BEGIN DATA PROVIDED
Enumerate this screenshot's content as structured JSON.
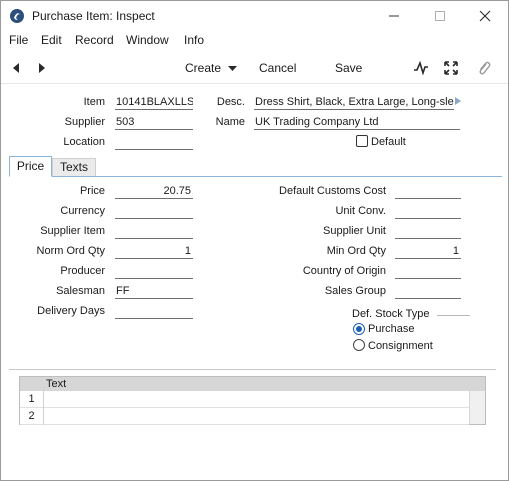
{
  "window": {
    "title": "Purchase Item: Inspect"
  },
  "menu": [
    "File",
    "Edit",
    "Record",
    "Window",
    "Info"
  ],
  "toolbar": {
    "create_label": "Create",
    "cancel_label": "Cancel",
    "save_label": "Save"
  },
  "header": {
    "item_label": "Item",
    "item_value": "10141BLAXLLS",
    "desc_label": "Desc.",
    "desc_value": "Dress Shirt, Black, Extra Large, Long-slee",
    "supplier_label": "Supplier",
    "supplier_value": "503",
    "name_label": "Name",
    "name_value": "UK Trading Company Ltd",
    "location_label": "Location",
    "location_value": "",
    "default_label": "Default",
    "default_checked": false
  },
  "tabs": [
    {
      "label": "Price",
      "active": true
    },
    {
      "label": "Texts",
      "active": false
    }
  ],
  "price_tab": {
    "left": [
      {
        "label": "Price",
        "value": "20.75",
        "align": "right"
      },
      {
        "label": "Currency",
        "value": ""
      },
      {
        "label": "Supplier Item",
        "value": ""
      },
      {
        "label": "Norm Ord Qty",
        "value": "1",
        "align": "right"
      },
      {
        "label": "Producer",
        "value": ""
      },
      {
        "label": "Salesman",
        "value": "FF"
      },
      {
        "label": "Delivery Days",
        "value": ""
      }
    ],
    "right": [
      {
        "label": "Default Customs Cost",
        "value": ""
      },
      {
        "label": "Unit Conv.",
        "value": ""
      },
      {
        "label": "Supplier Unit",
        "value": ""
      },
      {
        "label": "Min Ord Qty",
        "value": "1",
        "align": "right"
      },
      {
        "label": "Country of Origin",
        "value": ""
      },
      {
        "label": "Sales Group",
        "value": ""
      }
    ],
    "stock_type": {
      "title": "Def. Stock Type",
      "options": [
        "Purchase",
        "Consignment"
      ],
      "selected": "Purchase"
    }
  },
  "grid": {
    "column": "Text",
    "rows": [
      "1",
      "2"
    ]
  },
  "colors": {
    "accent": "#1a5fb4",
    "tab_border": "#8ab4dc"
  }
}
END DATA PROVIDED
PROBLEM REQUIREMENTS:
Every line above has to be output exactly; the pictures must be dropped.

RESULT OF THIS TASK:
Enumerate this screenshot's content as structured JSON.
{
  "window": {
    "title": "Purchase Item: Inspect"
  },
  "menu": [
    "File",
    "Edit",
    "Record",
    "Window",
    "Info"
  ],
  "toolbar": {
    "create_label": "Create",
    "cancel_label": "Cancel",
    "save_label": "Save"
  },
  "header": {
    "item_label": "Item",
    "item_value": "10141BLAXLLS",
    "desc_label": "Desc.",
    "desc_value": "Dress Shirt, Black, Extra Large, Long-slee",
    "supplier_label": "Supplier",
    "supplier_value": "503",
    "name_label": "Name",
    "name_value": "UK Trading Company Ltd",
    "location_label": "Location",
    "location_value": "",
    "default_label": "Default",
    "default_checked": false
  },
  "tabs": [
    {
      "label": "Price",
      "active": true
    },
    {
      "label": "Texts",
      "active": false
    }
  ],
  "price_tab": {
    "left": [
      {
        "label": "Price",
        "value": "20.75",
        "align": "right"
      },
      {
        "label": "Currency",
        "value": ""
      },
      {
        "label": "Supplier Item",
        "value": ""
      },
      {
        "label": "Norm Ord Qty",
        "value": "1",
        "align": "right"
      },
      {
        "label": "Producer",
        "value": ""
      },
      {
        "label": "Salesman",
        "value": "FF"
      },
      {
        "label": "Delivery Days",
        "value": ""
      }
    ],
    "right": [
      {
        "label": "Default Customs Cost",
        "value": ""
      },
      {
        "label": "Unit Conv.",
        "value": ""
      },
      {
        "label": "Supplier Unit",
        "value": ""
      },
      {
        "label": "Min Ord Qty",
        "value": "1",
        "align": "right"
      },
      {
        "label": "Country of Origin",
        "value": ""
      },
      {
        "label": "Sales Group",
        "value": ""
      }
    ],
    "stock_type": {
      "title": "Def. Stock Type",
      "options": [
        "Purchase",
        "Consignment"
      ],
      "selected": "Purchase"
    }
  },
  "grid": {
    "column": "Text",
    "rows": [
      "1",
      "2"
    ]
  },
  "colors": {
    "accent": "#1a5fb4",
    "tab_border": "#8ab4dc"
  }
}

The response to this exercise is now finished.